You’ve spent years building your business. After decades of hard work and sacrifice, you are finally ready to enjoy the fruits of your labor and take some “chips off the table” by selling your business. You have a buyer and purchase agreement in hand and negotiations are going well. Then a global pandemic hits. Now what!? First, don’t panic. Some business sales are still going through, so yours might, too. And even if yours doesn’t, even when everything seems thrown into turmoil, opportunities are still out there. Below are four things business owners should explore now if they are in the midst of a sale, or marketing a business for sale:
Look at your agreement with the buyer. If you are under contract to sell your business, take a look at the agreement. What are your rights and remedies? What ability do either of you have to exit the deal, or compel the other to proceed? Does your agreement have a “force majeure” clause, which essentially frees both parties from liability or obligation when an extraordinary event or circumstance (such as a global pandemic) is beyond their control? Have a firm understanding of what your purchase agreement says and what rights it grants you before making any other decisions.
Decide what you – and the buyer – now want to happen. If you have an agreement, and either or both of you have the ability to terminate the agreement, consider what each of you wants to happen, not just what you have the right to make happen. Don’t lose sight of the fact that a deal involves a shared vision: the buyer and seller each agree that (a) the buyer wants to buy the business for $X, and (b) the seller wants to sell for $X. Both parties must also agree that now is the time for that transaction to occur and agree as to the structure of the transaction. Throw in a global pandemic and it is time to come back together to determine if there is still this commonality of vision.
The economic landscape has fundamentally changed in just a few months. Is what you desired early in the year still want you want today? Perhaps both you and the buyer very much want the deal to go forward. If so, fantastic. However, with valuations generally down as a result of lower earnings and lower multiples, buyers may ask for a price adjustment, a reduction of cash up front, or both. In addition, the buyer’s lenders may want to lend less. Nonetheless, you may still have a common vision – it just may be different than the one you shared a few months ago.
If you are no longer selling your business now, recognize there are still opportunities. If a deal falls through, it’s not the end of the world. It can actually be a golden opportunity to position your business to be even more attractive to potential buyers when the economy recovers. What are the tough decisions you have been avoiding but know will make your business better in the long run? Make them now. It could be personnel changes. It could be shuttering an unproductive line or division. It could be restructuring compensation. It could be venturing into a new line of business that represents the future. It could mean cleaning up your balance sheet. It could mean taking advantage of a drop in your business’s value by putting some of that business interest into a trust to potentially lessen future estate taxes. Dive into these key pre-transaction planning tasks now in order to make your business stronger – and more valuable – in the long run.
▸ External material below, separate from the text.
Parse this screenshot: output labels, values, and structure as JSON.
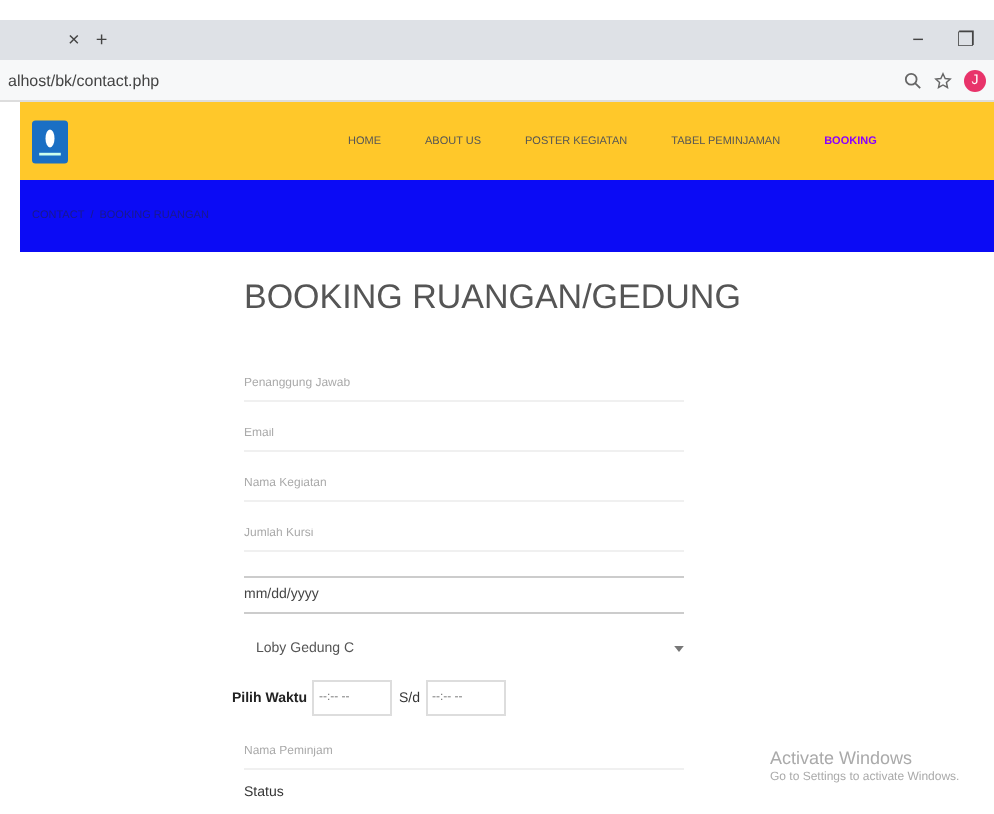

Instead of selling, maybe now is the time to buy. As counterintuitive as it may seem, the time may no longer be right to sell, but rather to buy. An economic downturn can be the ideal time for a strategic buyer, someone who is deeply knowledgeable about and experienced in a specific industry, as opposed to a financial buyer, such as a private equity firm. Perhaps that strategic buyer is you. When an industry is stressed, who better to understand the opportunities and solutions going forward than someone who has been immersed in it for years? For those who have a vision for the path forward, the current environment can be a very powerful – and potentially lucrative – opportunity to put that vision to work.
Times have changed. To be sure, they’ll change again. Think in terms of opportunity. That’s what you did to build your business. That’s what you can do now to save/grow/change your business.
For more information or to discuss potential solutions for your business, please contact Bill Rudnick at firstname.lastname@example.org.